Musical Instruments from the South Stoa at Corinth: Type, Function, and Chronology (20 min)


Abigail Bradford, University of Virginia


The date and function of the South Stoa at Corinth has been in question since its discovery in 1896, a question still being explored in recent publications by Kathleen Warner Slane, David Scahill, and Sarah James. The wells located in the South Stoa shops, in particular, present a complex chronology that further complicates the history of the building. One body of evidence, however, has yet to see careful examination in the analysis of the South Stoa: the 12 instrument fragments found in and around the building. The 12 fragments represent three types of wind instruments: the aulos (or “double-pipe”), the side flute (similar to the modern flute), and the salpinx (a type of elongated horn). Out of the 33 South Stoa shops eight produced instrument fragments from their associated wells, and the additional four fragments were found in the immediate area around the stoa. Interestingly, three sets of joins are confirmed among the fragments: one joined aulos (MF 4740 A-B) on display in the Archaeological Museum of Ancient Corinth and two joins (one aulos and one side flute) observed in the fragments in storage. Especially unusual are the presence of the side flute (a relatively rare instrument with strong pastoral connotations) and salpinx (typically used in battle or heralding events), which give serious reason for a reassessment of the activities that took place in and around the South Stoa.

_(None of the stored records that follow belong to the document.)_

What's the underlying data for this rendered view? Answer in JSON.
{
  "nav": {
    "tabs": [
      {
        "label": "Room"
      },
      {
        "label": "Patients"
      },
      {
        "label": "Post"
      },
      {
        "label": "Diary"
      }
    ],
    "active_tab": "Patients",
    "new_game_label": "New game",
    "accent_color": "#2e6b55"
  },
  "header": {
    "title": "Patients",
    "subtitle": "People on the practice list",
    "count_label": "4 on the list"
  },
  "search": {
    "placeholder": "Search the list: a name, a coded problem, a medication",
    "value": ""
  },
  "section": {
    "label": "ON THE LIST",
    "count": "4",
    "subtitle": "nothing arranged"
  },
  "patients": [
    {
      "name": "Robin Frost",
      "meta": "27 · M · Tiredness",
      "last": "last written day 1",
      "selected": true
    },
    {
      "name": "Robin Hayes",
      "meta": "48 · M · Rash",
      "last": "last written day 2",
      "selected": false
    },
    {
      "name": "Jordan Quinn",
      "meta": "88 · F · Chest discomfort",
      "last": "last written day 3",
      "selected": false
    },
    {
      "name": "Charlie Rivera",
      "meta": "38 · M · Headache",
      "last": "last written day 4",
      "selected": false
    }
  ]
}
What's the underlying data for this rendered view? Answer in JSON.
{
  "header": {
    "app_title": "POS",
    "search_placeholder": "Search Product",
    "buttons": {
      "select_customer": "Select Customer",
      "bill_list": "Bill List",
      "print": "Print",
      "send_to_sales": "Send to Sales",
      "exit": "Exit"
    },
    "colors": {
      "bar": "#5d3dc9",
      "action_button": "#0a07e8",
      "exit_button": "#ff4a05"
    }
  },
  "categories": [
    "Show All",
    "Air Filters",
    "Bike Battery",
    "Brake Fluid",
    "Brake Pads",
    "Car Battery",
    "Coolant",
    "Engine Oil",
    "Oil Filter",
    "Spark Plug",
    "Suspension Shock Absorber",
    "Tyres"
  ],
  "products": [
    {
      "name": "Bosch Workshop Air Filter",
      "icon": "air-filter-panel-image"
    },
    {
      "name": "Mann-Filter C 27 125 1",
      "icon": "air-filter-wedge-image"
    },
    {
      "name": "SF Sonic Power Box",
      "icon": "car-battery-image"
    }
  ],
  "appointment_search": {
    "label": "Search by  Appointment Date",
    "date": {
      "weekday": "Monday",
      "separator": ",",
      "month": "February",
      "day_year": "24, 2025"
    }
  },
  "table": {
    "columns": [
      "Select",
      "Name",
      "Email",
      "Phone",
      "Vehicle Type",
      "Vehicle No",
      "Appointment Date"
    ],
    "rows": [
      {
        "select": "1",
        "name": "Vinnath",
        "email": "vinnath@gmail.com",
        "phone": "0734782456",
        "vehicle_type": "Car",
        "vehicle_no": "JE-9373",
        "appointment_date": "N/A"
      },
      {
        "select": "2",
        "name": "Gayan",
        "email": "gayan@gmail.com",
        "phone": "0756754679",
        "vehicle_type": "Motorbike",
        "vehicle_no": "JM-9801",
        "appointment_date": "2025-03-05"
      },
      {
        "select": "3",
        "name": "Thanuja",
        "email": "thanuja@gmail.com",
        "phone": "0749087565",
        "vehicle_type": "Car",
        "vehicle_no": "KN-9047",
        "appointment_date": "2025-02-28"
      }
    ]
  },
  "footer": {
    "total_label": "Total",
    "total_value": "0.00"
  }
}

The proposed paper will utilize the instrument fragments as additional chronological tools for reconstructing the history of the building (largely corroborating a construction date of 300–275 B.C.E. proposed by Slane and originally established by McPhee and Pemberton in Corinth VII.6) as well as painting a richer picture of the musical culture in Corinth (and indeed across Greece) that began to flourish in the Hellenistic period.